Foreign conversations, coffee increase learning

Nicole Weible

Olga Rivera (left), assistant professor in the department of modern and classical language studies, chats with (left to right) Katie Callahan, sophomore Spanish major, Joseph Bailey, Kent State graduate, and Carmen Sanchez, senior anthropology major durin

Credit: Carl Schierhorn

For some students, the combination of a foreign language and a cup of joe is more beneficial and more fun than sitting in class.

“Interacting with other people who know the language well will help me,” said Katie Callahan, sophomore Spanish and business major. “Plus, I like to drink coffee; it enlivens me for the rest of the day.”

Each week, the School of Modern and Classical Language Studies offers Coffee Hours. Each Coffee Hour is aimed at a target language, where students are able to sit with their peers and speak a foreign language.

Yesterday was Spanish day, but the program also offers Japanese, Italian and Russian Coffee Hours.

Each Coffee Hour, students can grab a cup of coffee and come up with their own topics of interests, which lead the conversations. At each session, a professor facilitates the conversations, and a translation major brings the coffee and snacks.

Spanish professor Olga Rivera said students talk about study-abroad experiences, food, music and politics.

Rivera facilitates the Spanish Coffee Hour every Thursday at 2 p.m. in room 110 of Satterfield Hall. This is her fourth semester of Spanish Coffee Hour.

“It really helps students,” she said. “Most of the time we don’t plan anything like we do in the classroom. The participants come up with their own topics.”

People from the community and both native and non-native speakers of the languages attend Coffee Hours.

“This is for everybody,” Rivera said. “Students from high schools and different countries have just walked in before.”

Rivera said more advanced speakers help beginners during the sessions. They are able to sit on the side in order to provide more individual help.

Mark Breidenbaugh is a graduate from the University of California and is currently attending Kent State in the master’s program.

Breidenbaugh said Coffee Hour is sometimes formal and sometimes informal. He also said he sometimes serves as a teacher to people with questions, but he is also there to learn.

But there is more than just conversation going on at the Coffee Hours.

Rivera said students have salsa danced and shared music and crafts from other countries. Rivera has even brought in food from her home country, Puerto Rico.
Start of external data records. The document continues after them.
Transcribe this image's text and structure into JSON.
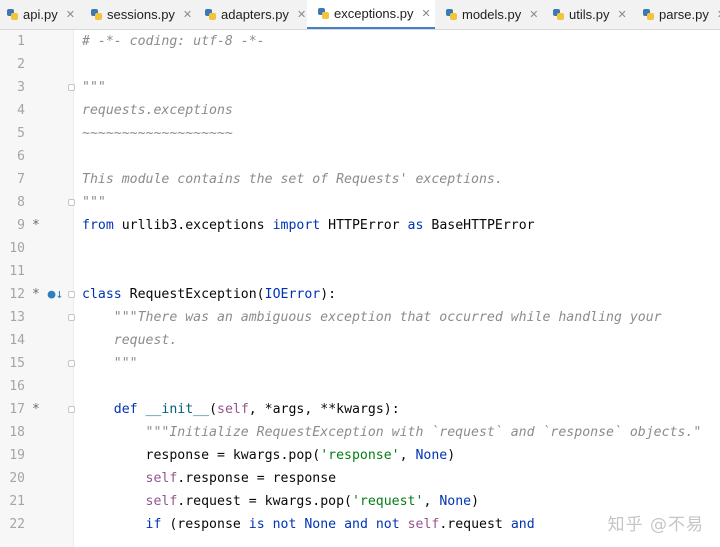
{
  "tabs": [
    {
      "label": "api.py",
      "icon": "python-file-icon",
      "active": false
    },
    {
      "label": "sessions.py",
      "icon": "python-file-icon",
      "active": false
    },
    {
      "label": "adapters.py",
      "icon": "python-file-icon",
      "active": false
    },
    {
      "label": "exceptions.py",
      "icon": "python-file-icon",
      "active": true
    },
    {
      "label": "models.py",
      "icon": "python-file-icon",
      "active": false
    },
    {
      "label": "utils.py",
      "icon": "python-file-icon",
      "active": false
    },
    {
      "label": "parse.py",
      "icon": "python-file-icon",
      "active": false
    }
  ],
  "tab_close_glyph": "✕",
  "editor": {
    "lines": [
      {
        "num": "1",
        "mark": "",
        "tokens": [
          {
            "t": "# -*- coding: utf-8 -*-",
            "c": "cm"
          }
        ]
      },
      {
        "num": "2",
        "mark": "",
        "tokens": []
      },
      {
        "num": "3",
        "mark": "",
        "fold": true,
        "tokens": [
          {
            "t": "\"\"\"",
            "c": "ds"
          }
        ]
      },
      {
        "num": "4",
        "mark": "",
        "tokens": [
          {
            "t": "requests.exceptions",
            "c": "ds"
          }
        ]
      },
      {
        "num": "5",
        "mark": "",
        "tokens": [
          {
            "t": "~~~~~~~~~~~~~~~~~~~",
            "c": "ds"
          }
        ]
      },
      {
        "num": "6",
        "mark": "",
        "tokens": []
      },
      {
        "num": "7",
        "mark": "",
        "tokens": [
          {
            "t": "This module contains the set of Requests' exceptions.",
            "c": "ds"
          }
        ]
      },
      {
        "num": "8",
        "mark": "",
        "fold": true,
        "tokens": [
          {
            "t": "\"\"\"",
            "c": "ds"
          }
        ]
      },
      {
        "num": "9",
        "mark": "*",
        "tokens": [
          {
            "t": "from",
            "c": "kw"
          },
          {
            "t": " urllib3.exceptions ",
            "c": ""
          },
          {
            "t": "import",
            "c": "kw"
          },
          {
            "t": " HTTPError ",
            "c": ""
          },
          {
            "t": "as",
            "c": "kw"
          },
          {
            "t": " BaseHTTPError",
            "c": ""
          }
        ]
      },
      {
        "num": "10",
        "mark": "",
        "tokens": []
      },
      {
        "num": "11",
        "mark": "",
        "tokens": []
      },
      {
        "num": "12",
        "mark": "*",
        "override": "●↓",
        "fold": true,
        "tokens": [
          {
            "t": "class",
            "c": "kw"
          },
          {
            "t": " RequestException(",
            "c": ""
          },
          {
            "t": "IOError",
            "c": "kw"
          },
          {
            "t": "):",
            "c": ""
          }
        ]
      },
      {
        "num": "13",
        "mark": "",
        "fold": true,
        "tokens": [
          {
            "t": "    \"\"\"There was an ambiguous exception that occurred while handling your",
            "c": "ds"
          }
        ]
      },
      {
        "num": "14",
        "mark": "",
        "tokens": [
          {
            "t": "    request.",
            "c": "ds"
          }
        ]
      },
      {
        "num": "15",
        "mark": "",
        "fold": true,
        "tokens": [
          {
            "t": "    \"\"\"",
            "c": "ds"
          }
        ]
      },
      {
        "num": "16",
        "mark": "",
        "tokens": []
      },
      {
        "num": "17",
        "mark": "*",
        "fold": true,
        "tokens": [
          {
            "t": "    ",
            "c": ""
          },
          {
            "t": "def",
            "c": "kw"
          },
          {
            "t": " ",
            "c": ""
          },
          {
            "t": "__init__",
            "c": "fn"
          },
          {
            "t": "(",
            "c": ""
          },
          {
            "t": "self",
            "c": "sf"
          },
          {
            "t": ", *args, **kwargs):",
            "c": ""
          }
        ]
      },
      {
        "num": "18",
        "mark": "",
        "tokens": [
          {
            "t": "        \"\"\"Initialize RequestException with `request` and `response` objects.\"",
            "c": "ds"
          }
        ]
      },
      {
        "num": "19",
        "mark": "",
        "tokens": [
          {
            "t": "        response = kwargs.pop(",
            "c": ""
          },
          {
            "t": "'response'",
            "c": "st"
          },
          {
            "t": ", ",
            "c": ""
          },
          {
            "t": "None",
            "c": "kw"
          },
          {
            "t": ")",
            "c": ""
          }
        ]
      },
      {
        "num": "20",
        "mark": "",
        "tokens": [
          {
            "t": "        ",
            "c": ""
          },
          {
            "t": "self",
            "c": "sf"
          },
          {
            "t": ".response = response",
            "c": ""
          }
        ]
      },
      {
        "num": "21",
        "mark": "",
        "tokens": [
          {
            "t": "        ",
            "c": ""
          },
          {
            "t": "self",
            "c": "sf"
          },
          {
            "t": ".request = kwargs.pop(",
            "c": ""
          },
          {
            "t": "'request'",
            "c": "st"
          },
          {
            "t": ", ",
            "c": ""
          },
          {
            "t": "None",
            "c": "kw"
          },
          {
            "t": ")",
            "c": ""
          }
        ]
      },
      {
        "num": "22",
        "mark": "",
        "tokens": [
          {
            "t": "        ",
            "c": ""
          },
          {
            "t": "if",
            "c": "kw"
          },
          {
            "t": " (response ",
            "c": ""
          },
          {
            "t": "is not None",
            "c": "kw"
          },
          {
            "t": " ",
            "c": ""
          },
          {
            "t": "and not",
            "c": "kw"
          },
          {
            "t": " ",
            "c": ""
          },
          {
            "t": "self",
            "c": "sf"
          },
          {
            "t": ".request ",
            "c": ""
          },
          {
            "t": "and",
            "c": "kw"
          }
        ]
      }
    ]
  },
  "watermark": "知乎 @不易"
}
Junior Spanish and economics major Ellen Euclide has been attending Coffee Hour for four weeks.

“I like it because it is at a natural pace of conversation, and it’s very informal,” she said. “It makes us feel more comfortable. We also meet a lot of new people.”

Even with the open atmosphere of the conversations, there is one thing not allowed.

“The only thing we discourage is English,” Jeff Greer, senior guest, said. “It takes away from what we are trying to do.”

Contact international affairs reporter Nicole Weible at [email protected]